### ABOUT THIS EXERCISE
Entries follow. Return each line that contains the word "glyph".

[Web page and app entries]
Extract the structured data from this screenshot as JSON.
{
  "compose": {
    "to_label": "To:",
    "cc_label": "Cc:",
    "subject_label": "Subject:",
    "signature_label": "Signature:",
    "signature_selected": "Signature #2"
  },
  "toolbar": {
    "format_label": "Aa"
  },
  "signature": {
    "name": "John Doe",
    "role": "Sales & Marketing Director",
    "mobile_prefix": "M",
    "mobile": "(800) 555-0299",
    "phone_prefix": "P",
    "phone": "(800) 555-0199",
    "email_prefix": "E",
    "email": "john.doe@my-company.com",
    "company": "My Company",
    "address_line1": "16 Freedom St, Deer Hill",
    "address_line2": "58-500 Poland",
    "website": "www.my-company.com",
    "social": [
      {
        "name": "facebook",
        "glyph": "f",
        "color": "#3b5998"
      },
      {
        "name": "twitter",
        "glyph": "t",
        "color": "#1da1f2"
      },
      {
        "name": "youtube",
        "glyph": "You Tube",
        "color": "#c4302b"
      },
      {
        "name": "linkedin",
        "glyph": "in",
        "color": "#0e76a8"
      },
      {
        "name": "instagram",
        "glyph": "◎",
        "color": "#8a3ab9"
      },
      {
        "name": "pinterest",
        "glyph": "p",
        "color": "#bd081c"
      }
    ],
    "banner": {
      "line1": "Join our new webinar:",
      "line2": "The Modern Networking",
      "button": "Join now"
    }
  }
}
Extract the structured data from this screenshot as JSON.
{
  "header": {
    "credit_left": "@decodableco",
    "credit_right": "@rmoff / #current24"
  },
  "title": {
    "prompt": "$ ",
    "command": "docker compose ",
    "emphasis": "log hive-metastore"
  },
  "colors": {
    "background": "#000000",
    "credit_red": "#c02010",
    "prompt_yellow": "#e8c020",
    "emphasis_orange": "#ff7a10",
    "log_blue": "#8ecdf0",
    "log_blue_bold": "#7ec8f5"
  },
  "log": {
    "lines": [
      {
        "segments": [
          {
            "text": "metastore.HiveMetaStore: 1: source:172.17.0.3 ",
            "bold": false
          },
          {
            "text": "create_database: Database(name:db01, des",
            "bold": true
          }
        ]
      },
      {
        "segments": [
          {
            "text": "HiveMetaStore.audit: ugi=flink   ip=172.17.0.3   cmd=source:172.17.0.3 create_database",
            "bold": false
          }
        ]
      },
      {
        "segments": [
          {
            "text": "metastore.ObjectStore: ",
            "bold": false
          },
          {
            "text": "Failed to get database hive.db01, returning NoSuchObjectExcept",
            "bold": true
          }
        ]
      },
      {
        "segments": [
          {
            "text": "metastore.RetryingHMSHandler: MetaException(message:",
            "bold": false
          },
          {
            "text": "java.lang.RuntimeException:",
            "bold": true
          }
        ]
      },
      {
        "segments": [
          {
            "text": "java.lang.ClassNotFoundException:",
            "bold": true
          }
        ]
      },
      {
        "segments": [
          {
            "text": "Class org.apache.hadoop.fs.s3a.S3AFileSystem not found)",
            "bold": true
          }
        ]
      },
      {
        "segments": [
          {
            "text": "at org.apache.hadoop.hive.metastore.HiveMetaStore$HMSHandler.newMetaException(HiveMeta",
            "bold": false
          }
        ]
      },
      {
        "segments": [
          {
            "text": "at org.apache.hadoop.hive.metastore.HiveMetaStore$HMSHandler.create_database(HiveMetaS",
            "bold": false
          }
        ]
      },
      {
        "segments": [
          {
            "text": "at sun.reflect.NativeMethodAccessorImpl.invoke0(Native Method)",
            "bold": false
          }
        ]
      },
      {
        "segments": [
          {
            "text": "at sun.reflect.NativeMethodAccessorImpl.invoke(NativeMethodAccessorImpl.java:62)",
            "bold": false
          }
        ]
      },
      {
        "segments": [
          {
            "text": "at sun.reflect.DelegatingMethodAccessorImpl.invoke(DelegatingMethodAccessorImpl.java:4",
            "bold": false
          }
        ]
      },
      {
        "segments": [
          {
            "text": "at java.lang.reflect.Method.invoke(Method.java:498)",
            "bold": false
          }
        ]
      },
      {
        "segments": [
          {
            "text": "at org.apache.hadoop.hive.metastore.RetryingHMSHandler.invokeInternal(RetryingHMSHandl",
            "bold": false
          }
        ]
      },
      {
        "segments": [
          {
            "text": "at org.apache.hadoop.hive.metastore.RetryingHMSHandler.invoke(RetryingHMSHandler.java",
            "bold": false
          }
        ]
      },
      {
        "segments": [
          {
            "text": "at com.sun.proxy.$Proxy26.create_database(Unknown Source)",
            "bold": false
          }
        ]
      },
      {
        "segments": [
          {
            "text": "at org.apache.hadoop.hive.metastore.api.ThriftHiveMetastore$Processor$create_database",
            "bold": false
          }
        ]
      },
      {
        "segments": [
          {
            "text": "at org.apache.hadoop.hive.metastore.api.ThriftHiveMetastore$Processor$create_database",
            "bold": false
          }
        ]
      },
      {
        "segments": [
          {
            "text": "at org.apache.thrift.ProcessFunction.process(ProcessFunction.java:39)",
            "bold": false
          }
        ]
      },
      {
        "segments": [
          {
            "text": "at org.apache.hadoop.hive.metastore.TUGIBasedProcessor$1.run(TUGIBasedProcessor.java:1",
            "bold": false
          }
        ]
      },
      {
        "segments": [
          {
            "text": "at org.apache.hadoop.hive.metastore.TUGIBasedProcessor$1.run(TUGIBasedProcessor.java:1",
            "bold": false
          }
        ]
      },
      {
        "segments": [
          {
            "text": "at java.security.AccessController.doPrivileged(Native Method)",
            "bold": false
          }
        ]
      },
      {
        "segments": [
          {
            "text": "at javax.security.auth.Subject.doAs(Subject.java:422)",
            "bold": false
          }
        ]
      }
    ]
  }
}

### RESULT OF THIS EXERCISE
        "glyph": "f",
        "glyph": "t",
        "glyph": "You Tube",
        "glyph": "in",
        "glyph": "◎",
        "glyph": "p",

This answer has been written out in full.